WORK INSTRUCTION
Find and copy every line in the records that includes the string "content".

Items from an interface collection
□ □ □ □ □ □ □
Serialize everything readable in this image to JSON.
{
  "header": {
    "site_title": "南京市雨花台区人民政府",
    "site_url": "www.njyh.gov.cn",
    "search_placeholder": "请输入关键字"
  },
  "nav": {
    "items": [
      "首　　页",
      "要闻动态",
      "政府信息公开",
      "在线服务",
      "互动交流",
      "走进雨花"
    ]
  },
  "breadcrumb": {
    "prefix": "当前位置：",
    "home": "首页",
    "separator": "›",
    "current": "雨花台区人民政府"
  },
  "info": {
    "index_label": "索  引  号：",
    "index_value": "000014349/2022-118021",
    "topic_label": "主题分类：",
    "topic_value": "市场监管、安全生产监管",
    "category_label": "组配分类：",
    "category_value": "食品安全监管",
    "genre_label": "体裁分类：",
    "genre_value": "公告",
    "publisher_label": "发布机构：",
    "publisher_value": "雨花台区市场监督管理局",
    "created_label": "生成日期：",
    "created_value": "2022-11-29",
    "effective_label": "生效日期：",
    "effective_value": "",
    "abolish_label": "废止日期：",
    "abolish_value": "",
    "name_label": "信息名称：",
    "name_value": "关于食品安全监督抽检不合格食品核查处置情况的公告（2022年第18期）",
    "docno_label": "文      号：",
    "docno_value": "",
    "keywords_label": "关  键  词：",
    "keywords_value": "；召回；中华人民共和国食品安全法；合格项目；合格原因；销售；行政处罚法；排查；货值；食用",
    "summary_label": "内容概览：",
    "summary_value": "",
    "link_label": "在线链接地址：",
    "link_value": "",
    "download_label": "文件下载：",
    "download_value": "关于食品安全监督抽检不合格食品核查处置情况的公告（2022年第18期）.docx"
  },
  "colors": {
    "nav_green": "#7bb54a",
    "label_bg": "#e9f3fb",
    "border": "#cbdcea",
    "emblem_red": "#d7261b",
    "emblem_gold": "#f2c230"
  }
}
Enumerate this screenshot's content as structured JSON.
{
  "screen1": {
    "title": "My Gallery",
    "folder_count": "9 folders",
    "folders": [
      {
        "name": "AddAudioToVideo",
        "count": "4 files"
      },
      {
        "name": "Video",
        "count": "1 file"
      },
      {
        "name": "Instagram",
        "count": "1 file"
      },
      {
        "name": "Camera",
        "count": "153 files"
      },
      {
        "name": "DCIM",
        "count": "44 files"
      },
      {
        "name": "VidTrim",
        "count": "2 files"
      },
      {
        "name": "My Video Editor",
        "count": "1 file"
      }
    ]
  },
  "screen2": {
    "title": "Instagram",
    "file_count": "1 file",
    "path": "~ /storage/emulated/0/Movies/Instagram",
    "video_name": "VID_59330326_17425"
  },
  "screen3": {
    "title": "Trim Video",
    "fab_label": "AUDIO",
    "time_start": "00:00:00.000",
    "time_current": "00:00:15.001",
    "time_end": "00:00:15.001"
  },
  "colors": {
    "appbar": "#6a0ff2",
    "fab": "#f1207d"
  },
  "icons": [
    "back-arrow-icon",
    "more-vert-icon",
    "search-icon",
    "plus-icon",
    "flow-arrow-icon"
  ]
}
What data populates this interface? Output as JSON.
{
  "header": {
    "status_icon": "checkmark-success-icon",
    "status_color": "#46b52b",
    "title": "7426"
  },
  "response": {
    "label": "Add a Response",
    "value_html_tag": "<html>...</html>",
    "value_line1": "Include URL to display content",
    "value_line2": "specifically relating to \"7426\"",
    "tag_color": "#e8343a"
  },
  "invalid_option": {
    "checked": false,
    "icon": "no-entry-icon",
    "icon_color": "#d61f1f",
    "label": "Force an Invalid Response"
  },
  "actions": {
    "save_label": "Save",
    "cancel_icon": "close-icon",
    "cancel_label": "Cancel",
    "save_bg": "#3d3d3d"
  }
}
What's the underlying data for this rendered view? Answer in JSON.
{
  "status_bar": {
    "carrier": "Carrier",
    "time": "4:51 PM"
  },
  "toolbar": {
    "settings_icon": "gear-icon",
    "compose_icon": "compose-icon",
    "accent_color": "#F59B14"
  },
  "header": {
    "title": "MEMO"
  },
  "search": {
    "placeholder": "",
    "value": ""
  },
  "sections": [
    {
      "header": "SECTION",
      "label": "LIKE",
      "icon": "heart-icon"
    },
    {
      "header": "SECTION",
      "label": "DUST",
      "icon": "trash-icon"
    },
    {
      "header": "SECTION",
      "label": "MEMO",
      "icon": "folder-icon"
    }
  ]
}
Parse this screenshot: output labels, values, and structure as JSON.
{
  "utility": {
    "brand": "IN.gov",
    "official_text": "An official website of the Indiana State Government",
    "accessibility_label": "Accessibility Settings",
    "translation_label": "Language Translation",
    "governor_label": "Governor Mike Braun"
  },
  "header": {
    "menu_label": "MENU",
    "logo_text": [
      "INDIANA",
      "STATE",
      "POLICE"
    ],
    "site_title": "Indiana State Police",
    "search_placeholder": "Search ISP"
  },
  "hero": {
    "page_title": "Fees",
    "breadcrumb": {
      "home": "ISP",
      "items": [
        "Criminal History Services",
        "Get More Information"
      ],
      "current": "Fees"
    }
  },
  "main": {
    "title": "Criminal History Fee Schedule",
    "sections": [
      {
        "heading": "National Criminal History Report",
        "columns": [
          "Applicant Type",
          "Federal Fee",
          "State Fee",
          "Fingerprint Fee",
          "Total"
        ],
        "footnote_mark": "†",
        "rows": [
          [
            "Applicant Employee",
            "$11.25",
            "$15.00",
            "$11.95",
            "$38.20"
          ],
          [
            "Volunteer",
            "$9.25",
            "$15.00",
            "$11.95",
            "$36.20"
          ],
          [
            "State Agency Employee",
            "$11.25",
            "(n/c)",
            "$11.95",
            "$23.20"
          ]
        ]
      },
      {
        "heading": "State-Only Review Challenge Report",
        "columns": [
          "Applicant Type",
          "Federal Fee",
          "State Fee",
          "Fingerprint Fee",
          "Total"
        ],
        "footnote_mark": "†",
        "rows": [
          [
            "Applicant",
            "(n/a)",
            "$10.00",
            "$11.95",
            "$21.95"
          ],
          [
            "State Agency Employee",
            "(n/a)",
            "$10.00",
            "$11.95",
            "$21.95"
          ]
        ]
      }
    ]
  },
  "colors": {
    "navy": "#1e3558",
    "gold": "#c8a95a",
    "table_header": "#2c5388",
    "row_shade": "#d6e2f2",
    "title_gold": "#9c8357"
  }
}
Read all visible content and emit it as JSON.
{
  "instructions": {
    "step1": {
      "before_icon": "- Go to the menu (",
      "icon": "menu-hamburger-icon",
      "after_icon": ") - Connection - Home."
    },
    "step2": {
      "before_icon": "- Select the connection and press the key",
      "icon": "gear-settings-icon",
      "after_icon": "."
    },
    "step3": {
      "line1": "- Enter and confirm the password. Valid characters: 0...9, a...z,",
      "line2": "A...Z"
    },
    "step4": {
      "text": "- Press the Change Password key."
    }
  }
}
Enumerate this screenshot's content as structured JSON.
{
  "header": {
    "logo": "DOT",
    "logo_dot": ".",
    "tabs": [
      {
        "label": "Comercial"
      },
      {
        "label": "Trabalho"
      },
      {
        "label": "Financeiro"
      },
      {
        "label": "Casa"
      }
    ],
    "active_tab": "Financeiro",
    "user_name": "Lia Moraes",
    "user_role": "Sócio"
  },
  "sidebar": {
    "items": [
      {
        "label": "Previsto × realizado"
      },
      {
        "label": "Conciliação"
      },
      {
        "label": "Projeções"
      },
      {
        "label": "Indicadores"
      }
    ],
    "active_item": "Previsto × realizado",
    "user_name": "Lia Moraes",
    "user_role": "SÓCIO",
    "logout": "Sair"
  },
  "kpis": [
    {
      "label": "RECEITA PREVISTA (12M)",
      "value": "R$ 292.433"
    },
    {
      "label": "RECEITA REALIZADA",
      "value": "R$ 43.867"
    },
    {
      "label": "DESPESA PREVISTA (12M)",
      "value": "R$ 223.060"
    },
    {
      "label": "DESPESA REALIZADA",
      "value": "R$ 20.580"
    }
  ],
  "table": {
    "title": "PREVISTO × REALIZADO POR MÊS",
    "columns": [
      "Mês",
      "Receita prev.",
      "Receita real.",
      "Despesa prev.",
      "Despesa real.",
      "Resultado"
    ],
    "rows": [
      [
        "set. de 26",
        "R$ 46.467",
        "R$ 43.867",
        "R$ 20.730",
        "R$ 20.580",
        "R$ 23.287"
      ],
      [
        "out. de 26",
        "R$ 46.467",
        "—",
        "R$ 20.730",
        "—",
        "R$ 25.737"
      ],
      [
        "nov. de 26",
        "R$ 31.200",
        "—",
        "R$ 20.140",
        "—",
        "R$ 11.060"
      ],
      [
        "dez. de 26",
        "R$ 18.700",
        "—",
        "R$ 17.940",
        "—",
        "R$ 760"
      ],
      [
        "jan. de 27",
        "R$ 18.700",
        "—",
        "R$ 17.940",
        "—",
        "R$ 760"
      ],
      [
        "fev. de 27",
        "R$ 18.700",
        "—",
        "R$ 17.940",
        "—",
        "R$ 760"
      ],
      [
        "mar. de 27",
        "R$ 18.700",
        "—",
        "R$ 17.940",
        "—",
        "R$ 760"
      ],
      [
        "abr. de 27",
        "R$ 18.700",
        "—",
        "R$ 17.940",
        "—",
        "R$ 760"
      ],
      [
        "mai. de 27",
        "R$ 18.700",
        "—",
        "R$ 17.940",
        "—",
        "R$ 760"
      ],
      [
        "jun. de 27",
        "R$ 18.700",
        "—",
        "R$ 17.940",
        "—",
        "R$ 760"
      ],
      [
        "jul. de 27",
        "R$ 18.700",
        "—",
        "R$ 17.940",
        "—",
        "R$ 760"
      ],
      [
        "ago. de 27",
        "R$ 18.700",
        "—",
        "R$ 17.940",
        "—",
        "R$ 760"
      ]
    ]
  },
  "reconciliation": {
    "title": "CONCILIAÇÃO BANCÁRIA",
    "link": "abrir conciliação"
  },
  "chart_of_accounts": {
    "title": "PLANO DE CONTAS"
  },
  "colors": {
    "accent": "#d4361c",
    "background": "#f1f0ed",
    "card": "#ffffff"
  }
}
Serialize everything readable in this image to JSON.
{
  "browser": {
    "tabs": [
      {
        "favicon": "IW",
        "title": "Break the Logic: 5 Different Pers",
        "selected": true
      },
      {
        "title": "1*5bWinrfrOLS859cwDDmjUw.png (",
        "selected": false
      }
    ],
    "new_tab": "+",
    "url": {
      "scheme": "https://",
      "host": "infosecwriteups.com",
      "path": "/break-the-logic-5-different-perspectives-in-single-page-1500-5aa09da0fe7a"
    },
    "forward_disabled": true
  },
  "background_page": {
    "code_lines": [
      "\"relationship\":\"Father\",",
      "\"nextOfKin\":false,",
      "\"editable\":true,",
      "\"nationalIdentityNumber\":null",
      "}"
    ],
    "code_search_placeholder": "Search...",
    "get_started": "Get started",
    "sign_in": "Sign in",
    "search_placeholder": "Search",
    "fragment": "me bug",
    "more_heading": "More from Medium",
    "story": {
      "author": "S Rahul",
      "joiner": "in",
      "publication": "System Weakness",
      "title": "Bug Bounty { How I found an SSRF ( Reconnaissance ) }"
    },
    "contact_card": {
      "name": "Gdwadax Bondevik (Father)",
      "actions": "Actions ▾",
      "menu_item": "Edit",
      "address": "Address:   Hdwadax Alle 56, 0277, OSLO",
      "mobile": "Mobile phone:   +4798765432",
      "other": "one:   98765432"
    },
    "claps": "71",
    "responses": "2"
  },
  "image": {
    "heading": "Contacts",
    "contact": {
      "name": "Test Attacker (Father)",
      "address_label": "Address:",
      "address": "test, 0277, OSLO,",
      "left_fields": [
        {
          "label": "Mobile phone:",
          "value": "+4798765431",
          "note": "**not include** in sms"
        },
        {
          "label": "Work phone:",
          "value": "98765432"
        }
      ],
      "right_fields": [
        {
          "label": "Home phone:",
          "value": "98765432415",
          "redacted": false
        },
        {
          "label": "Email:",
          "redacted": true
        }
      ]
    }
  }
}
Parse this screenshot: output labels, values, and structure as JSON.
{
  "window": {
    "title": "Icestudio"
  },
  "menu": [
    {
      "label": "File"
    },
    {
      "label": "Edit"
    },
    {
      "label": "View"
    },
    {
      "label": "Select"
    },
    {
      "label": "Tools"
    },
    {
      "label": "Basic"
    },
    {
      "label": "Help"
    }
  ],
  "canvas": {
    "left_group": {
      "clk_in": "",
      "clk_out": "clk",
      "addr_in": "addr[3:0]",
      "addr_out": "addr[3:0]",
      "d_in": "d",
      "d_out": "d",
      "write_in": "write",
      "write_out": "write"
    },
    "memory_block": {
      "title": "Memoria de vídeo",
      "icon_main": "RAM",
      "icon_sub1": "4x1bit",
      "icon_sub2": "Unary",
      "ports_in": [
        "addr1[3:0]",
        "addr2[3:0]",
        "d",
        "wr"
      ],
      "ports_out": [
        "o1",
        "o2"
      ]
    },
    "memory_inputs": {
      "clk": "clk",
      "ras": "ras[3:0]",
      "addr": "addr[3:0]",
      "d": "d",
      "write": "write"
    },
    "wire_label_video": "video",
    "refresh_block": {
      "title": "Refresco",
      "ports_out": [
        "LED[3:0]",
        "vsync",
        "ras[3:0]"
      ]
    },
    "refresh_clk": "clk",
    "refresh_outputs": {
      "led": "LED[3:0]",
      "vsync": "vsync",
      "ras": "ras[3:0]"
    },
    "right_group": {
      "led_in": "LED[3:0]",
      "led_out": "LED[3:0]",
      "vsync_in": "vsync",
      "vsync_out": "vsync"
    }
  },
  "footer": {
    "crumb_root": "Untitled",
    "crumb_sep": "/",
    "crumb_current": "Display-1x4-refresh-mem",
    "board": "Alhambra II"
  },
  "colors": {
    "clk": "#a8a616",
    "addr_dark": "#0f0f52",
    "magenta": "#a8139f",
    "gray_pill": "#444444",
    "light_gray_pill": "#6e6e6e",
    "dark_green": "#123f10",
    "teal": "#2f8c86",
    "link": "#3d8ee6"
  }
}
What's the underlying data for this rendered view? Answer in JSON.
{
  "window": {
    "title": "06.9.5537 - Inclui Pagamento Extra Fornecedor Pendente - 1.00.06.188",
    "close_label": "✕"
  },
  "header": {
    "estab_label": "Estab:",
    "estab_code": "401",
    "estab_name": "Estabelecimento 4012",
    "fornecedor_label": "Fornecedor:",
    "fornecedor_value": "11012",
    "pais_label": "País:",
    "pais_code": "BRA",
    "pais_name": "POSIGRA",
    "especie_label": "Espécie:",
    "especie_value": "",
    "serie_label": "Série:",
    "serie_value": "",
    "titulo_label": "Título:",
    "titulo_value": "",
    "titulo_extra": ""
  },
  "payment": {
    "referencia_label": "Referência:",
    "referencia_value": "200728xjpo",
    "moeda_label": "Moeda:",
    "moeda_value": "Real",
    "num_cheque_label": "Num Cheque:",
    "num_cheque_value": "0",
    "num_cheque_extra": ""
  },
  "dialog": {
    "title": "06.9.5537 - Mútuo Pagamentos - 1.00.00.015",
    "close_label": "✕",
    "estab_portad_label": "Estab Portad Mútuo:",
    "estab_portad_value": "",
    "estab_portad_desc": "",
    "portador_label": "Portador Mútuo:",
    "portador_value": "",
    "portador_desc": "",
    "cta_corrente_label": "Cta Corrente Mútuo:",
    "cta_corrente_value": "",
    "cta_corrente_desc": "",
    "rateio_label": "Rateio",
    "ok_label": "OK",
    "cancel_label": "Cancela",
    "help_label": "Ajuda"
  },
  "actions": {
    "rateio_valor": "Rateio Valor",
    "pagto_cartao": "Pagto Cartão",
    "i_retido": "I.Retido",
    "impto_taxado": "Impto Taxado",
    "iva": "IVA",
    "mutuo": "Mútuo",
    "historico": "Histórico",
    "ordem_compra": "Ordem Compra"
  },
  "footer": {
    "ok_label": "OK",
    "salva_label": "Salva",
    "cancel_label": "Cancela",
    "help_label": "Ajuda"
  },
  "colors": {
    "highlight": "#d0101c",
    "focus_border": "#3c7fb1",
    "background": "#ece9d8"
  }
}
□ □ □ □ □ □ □
WRITTEN RESPONSE
Enumerate this screenshot's content as structured JSON.
    "value_line1": "Include URL to display content",
Read all visible content and emit it as JSON.
Enumerate this screenshot's content as structured JSON.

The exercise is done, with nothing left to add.